The classroom is a place where achievement changes lives forever. Learning subjects that weren’t even on the horizon for many students can be a new and exciting experience. Unfortunately, some parents and even some teachers rob students of that experience by making a fundamental mistake that is entirely avoidable.
Signs of the urge to rescue a student may first appear in parents but are contagious and could spread to the teacher as well. We want children to learn. We want school success. We all want to succeed in this whole education process. What to do when success is threatened is as important as any other skill we possess.
For parents, the urge to rescue begins with uncomfortable feelings while reviewing a progress report or grade card. Even though the grades belong to the student, the parent is uncomfortable. They may even express this discomfort to the student as a means of motivating a change. That would be a big mistake.

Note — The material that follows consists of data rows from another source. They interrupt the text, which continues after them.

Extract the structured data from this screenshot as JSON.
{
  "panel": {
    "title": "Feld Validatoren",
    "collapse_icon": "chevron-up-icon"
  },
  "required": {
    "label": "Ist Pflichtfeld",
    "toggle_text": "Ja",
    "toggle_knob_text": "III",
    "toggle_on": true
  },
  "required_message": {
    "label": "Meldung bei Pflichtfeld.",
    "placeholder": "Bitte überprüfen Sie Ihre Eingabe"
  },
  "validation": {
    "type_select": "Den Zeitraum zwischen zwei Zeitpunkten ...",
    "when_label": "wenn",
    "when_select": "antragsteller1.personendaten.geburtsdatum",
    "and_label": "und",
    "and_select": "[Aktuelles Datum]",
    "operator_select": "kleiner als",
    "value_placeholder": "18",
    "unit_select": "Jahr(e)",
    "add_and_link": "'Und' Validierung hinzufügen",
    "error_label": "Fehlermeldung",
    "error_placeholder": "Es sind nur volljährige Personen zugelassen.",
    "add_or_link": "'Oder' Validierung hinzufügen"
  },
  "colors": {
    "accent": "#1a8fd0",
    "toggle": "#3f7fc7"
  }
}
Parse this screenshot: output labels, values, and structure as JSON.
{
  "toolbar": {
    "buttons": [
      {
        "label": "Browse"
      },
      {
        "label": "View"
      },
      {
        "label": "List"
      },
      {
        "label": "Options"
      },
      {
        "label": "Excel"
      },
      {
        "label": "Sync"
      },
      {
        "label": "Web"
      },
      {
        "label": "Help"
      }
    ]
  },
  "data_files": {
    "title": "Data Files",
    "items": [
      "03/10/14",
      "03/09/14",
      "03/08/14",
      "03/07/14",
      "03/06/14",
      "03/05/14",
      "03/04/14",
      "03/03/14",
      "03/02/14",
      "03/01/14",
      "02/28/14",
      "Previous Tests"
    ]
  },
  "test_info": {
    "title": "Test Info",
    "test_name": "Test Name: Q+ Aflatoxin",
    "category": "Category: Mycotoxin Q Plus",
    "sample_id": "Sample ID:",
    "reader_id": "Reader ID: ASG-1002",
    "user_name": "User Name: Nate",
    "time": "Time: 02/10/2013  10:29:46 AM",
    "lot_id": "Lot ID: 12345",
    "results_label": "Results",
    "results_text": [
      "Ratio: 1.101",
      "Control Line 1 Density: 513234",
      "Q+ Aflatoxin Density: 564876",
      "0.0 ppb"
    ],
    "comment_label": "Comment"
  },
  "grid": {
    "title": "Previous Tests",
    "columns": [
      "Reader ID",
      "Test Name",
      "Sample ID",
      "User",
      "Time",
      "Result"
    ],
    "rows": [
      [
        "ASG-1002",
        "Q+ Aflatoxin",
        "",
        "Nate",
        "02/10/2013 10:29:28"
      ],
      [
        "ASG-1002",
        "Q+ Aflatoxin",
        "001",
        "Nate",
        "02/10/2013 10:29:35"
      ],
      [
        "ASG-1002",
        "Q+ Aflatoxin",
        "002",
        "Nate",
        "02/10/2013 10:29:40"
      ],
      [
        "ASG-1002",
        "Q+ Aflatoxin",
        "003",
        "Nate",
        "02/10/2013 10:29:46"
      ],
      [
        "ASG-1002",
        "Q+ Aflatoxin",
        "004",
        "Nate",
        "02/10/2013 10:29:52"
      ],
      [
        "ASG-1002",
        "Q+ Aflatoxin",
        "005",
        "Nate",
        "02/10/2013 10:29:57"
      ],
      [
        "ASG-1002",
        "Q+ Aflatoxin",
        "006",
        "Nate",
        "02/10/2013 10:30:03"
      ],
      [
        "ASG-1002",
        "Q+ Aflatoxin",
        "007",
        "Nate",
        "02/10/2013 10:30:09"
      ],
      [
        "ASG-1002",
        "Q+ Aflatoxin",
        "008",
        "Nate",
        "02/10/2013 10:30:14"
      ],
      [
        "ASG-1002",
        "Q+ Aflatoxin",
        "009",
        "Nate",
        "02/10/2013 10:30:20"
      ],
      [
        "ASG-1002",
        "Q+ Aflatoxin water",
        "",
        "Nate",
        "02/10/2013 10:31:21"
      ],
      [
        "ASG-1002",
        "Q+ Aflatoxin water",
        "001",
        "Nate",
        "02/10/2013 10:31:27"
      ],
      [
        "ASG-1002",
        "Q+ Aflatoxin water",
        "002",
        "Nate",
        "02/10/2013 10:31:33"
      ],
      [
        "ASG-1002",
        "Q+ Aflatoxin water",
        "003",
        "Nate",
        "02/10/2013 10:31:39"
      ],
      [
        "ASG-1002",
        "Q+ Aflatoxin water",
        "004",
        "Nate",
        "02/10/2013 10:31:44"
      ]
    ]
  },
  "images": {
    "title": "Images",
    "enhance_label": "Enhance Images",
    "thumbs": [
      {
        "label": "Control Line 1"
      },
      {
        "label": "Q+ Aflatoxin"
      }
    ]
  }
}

Saying things like, “I’m really sad to see these kinds of grades here,” or “I don’t like what I see on this test,” seems harmless enough. The feelings are real. The placement of responsibility is dangerous, however. These grades don’t belong to parents or to teachers. Feeling like a failure as a parent or a teacher is natural. This natural reaction is not where we want to remain or we will be tempted to rescue.
Dr. Charles Fay suggests asking your children how they feel about the grades. The grade belong to them, obviously. This simple shift of keeping the focus on the actual place of responsibility is essential to truly motivating students to learn. If they don’t have a problem, there will be little they can do to fix it.
All teachers love involved parents. But most teachers experience a little uncertainty in their gut as they see a parent approach with a child at grade card time. Often the question comes from the parent and sounds something like, “What can we do to bring these grades up?” We who? Is the teacher required to do something to rescue or is the parent asking how they can parent better so that bad grades never happen again? Neither focus is productive.
After learning how the child feels about his own grades, step two would involve recommending that the child explore how to change her own path to achieve a better outcome. If there is a conference, teachers and parents should expect the child to advocate for their own future to keep the motivation internal.
Don’t fall for providing “extra credit” for the poor decisions made last week. Even when a student approaches with, “Is there any way to bring this grade up?” the answer should probably be “No, but the next one can certainly improve!” Picking up trash in the classroom for 5 extra points on a quiz teaches a student that unrelated rescues are the way to solve past problems. Effort on the wrong task doesn’t improve the skills needed for the next test or the skills that will be needed to survive in college.
Thinking more about grades than progress is futile. The goal of improving grades occurs naturally when the process of learning, failing, adjusting habits and working harder are allowed to thrive. There is no need to rescue because missing the mark should naturally cause us to try again more carefully rather than repainting the target to surround the stray bullet hole.
Don’t rescue. Don’t move the goal. Work on the process so that the goal can be achieved next time.